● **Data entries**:
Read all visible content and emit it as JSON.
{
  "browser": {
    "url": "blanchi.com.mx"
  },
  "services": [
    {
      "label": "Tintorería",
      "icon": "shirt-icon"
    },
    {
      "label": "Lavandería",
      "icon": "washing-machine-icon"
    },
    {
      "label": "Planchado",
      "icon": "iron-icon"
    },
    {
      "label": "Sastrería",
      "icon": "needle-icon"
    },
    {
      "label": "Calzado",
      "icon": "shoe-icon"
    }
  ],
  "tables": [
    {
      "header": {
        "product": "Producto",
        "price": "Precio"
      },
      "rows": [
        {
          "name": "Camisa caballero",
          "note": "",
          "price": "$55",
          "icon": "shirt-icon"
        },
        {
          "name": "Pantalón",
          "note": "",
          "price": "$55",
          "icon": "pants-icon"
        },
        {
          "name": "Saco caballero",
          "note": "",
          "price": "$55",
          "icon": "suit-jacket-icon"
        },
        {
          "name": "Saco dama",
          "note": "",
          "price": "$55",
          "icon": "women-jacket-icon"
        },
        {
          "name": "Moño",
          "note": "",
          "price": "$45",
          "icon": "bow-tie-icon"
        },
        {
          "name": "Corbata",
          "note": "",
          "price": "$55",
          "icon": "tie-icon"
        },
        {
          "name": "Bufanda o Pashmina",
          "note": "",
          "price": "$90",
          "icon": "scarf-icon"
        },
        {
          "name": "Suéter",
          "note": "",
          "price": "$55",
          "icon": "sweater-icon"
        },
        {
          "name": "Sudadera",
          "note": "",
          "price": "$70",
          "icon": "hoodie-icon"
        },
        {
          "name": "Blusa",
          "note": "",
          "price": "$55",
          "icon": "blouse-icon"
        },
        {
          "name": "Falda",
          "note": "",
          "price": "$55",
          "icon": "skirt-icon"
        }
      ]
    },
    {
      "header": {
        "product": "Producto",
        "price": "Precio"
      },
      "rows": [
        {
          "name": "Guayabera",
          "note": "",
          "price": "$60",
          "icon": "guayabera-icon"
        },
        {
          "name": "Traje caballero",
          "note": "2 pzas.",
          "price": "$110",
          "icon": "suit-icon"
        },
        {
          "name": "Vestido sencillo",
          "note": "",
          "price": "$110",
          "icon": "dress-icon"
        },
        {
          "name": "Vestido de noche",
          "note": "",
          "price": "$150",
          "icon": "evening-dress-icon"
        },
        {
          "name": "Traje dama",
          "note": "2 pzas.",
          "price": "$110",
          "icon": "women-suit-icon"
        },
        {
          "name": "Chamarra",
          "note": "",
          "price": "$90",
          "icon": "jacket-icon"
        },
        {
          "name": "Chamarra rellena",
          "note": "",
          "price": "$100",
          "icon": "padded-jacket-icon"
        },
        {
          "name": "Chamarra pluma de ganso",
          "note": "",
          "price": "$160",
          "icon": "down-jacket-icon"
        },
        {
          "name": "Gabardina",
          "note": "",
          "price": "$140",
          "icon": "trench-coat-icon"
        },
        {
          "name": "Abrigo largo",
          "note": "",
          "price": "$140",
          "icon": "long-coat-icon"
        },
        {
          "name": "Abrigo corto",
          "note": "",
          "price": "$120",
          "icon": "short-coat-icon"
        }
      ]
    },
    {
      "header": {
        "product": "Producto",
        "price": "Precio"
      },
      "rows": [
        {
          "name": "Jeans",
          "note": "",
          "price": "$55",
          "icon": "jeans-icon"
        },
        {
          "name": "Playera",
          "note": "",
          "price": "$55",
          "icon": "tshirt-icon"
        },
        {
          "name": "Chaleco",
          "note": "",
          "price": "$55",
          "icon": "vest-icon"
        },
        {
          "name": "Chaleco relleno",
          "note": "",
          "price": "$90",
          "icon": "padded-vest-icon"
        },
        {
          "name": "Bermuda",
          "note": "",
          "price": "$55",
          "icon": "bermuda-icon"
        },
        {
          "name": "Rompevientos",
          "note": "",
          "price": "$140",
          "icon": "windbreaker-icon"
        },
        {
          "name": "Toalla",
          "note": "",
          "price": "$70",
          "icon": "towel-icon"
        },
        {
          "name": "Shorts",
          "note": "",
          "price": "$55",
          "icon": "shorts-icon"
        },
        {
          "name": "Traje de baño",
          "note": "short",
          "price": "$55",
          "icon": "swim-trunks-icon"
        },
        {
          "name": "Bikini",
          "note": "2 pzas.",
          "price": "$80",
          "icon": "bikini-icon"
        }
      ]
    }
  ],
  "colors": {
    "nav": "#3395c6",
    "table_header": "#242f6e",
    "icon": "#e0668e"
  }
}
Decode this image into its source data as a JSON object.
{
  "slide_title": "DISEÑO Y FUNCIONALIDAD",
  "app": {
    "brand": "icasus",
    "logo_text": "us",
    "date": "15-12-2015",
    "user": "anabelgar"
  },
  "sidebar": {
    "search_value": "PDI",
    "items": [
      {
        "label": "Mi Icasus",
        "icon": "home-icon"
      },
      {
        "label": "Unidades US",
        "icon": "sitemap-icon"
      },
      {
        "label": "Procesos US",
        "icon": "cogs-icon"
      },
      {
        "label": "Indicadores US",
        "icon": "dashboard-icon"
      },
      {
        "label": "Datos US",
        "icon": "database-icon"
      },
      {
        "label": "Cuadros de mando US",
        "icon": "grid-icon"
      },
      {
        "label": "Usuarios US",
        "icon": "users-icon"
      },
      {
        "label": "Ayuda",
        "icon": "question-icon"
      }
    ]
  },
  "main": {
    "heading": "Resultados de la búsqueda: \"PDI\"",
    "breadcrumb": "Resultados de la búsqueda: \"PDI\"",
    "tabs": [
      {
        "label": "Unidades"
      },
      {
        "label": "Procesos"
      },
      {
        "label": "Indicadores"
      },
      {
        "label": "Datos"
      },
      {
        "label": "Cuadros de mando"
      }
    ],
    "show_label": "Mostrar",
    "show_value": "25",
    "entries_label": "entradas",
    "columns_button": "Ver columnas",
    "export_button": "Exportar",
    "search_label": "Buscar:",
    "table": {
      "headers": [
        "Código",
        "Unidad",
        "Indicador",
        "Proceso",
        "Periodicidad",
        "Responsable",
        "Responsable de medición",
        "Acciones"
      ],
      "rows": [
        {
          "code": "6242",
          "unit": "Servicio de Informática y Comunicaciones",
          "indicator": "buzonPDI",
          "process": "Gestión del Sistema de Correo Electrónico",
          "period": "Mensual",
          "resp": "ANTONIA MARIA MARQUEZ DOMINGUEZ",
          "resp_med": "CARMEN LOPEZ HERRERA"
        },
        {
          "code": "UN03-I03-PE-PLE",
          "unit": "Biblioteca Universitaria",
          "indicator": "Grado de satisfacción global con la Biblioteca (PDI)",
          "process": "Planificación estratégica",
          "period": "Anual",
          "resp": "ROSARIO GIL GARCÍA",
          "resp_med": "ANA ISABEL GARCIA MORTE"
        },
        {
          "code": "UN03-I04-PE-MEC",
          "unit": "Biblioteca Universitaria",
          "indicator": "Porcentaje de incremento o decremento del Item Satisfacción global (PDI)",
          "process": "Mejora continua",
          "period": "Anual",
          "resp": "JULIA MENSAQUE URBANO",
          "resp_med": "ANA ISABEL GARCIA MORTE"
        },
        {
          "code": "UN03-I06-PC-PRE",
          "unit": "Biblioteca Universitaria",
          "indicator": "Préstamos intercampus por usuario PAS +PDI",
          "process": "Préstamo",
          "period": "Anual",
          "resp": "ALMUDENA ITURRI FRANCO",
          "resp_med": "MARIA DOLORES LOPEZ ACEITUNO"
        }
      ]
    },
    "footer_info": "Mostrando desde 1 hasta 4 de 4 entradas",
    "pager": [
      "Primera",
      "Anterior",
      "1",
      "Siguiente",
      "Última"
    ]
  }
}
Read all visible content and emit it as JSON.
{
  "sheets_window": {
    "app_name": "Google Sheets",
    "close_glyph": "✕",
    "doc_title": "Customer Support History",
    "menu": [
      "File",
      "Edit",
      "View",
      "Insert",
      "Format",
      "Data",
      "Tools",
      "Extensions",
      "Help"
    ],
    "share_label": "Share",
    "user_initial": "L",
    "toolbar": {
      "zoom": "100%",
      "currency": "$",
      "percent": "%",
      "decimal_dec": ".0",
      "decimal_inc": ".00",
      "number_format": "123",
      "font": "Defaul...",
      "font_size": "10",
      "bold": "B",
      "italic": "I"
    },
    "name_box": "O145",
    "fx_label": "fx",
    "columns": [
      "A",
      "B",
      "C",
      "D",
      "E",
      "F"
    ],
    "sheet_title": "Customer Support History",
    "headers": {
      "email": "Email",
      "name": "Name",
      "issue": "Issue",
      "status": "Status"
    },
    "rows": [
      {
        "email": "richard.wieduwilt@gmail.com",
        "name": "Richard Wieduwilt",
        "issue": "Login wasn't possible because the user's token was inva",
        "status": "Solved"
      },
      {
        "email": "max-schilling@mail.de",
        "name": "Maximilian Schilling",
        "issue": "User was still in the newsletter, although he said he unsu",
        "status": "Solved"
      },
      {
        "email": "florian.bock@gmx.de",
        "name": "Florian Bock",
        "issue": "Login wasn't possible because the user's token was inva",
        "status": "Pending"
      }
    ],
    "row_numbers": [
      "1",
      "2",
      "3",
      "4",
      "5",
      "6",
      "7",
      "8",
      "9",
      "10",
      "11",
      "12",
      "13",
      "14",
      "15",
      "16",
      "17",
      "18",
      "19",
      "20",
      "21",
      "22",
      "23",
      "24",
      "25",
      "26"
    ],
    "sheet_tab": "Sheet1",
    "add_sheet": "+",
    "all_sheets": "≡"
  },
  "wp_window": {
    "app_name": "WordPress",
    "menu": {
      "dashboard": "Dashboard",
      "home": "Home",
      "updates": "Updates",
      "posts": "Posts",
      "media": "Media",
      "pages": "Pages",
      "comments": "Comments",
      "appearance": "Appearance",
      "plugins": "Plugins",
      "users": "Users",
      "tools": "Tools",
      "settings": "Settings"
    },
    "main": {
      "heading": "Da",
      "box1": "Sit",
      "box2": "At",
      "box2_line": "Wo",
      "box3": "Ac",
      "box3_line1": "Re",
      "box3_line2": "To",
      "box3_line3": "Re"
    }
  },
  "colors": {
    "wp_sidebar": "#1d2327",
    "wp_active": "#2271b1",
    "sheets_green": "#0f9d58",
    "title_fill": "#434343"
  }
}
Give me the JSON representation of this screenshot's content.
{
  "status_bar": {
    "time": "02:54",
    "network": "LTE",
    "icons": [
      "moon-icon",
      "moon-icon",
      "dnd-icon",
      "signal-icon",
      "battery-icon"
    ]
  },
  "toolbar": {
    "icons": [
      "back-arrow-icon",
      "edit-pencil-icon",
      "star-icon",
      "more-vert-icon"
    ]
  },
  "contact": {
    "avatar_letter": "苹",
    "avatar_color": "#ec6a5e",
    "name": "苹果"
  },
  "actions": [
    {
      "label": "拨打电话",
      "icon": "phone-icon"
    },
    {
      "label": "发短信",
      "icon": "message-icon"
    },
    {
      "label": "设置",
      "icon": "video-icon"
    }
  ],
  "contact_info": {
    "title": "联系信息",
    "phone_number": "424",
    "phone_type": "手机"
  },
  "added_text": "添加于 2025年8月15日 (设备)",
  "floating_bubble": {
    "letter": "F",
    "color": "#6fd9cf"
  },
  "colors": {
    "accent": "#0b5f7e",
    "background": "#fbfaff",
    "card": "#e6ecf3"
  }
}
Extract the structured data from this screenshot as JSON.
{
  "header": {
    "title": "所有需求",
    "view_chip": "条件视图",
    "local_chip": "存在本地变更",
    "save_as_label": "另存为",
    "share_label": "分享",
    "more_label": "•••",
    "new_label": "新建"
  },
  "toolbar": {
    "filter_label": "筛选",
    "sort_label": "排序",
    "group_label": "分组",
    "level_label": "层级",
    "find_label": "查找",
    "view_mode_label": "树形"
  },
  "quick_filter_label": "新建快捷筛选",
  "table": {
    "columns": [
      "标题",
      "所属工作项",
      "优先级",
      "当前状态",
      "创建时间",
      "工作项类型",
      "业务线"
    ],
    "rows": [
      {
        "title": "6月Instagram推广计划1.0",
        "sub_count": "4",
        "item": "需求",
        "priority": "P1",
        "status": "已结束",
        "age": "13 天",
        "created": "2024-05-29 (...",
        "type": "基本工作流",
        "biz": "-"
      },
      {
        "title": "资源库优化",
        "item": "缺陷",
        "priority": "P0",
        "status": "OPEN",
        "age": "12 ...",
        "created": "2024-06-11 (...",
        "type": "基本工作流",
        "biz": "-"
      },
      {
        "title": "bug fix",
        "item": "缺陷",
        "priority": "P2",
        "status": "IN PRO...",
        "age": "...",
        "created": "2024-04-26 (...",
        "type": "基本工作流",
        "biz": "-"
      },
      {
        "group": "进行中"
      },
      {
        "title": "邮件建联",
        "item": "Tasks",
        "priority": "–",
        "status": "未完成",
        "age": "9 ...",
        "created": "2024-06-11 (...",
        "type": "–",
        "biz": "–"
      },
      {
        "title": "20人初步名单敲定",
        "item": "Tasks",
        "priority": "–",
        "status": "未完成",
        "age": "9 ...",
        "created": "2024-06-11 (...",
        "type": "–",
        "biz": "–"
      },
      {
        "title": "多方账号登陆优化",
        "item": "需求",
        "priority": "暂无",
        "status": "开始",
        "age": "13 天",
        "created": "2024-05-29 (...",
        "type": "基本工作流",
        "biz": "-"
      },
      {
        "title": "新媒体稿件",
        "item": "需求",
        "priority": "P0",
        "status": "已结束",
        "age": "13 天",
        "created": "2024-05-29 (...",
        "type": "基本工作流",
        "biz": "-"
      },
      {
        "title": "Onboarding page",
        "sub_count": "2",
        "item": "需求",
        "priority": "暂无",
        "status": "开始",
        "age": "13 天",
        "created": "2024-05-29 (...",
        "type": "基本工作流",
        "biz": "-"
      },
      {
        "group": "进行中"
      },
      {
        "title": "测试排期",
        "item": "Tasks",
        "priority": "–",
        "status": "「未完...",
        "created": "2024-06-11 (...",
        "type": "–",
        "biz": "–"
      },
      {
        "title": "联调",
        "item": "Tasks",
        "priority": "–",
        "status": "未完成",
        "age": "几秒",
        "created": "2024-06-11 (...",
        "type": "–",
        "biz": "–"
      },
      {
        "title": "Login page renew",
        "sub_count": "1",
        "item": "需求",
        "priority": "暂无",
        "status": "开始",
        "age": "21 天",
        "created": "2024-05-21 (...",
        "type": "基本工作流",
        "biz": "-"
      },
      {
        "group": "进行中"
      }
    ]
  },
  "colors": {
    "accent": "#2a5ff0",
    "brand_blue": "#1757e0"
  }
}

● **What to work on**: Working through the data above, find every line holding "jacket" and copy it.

● **Solution**:
          "icon": "suit-jacket-icon"
          "icon": "women-jacket-icon"
          "icon": "jacket-icon"
          "icon": "padded-jacket-icon"
          "icon": "down-jacket-icon"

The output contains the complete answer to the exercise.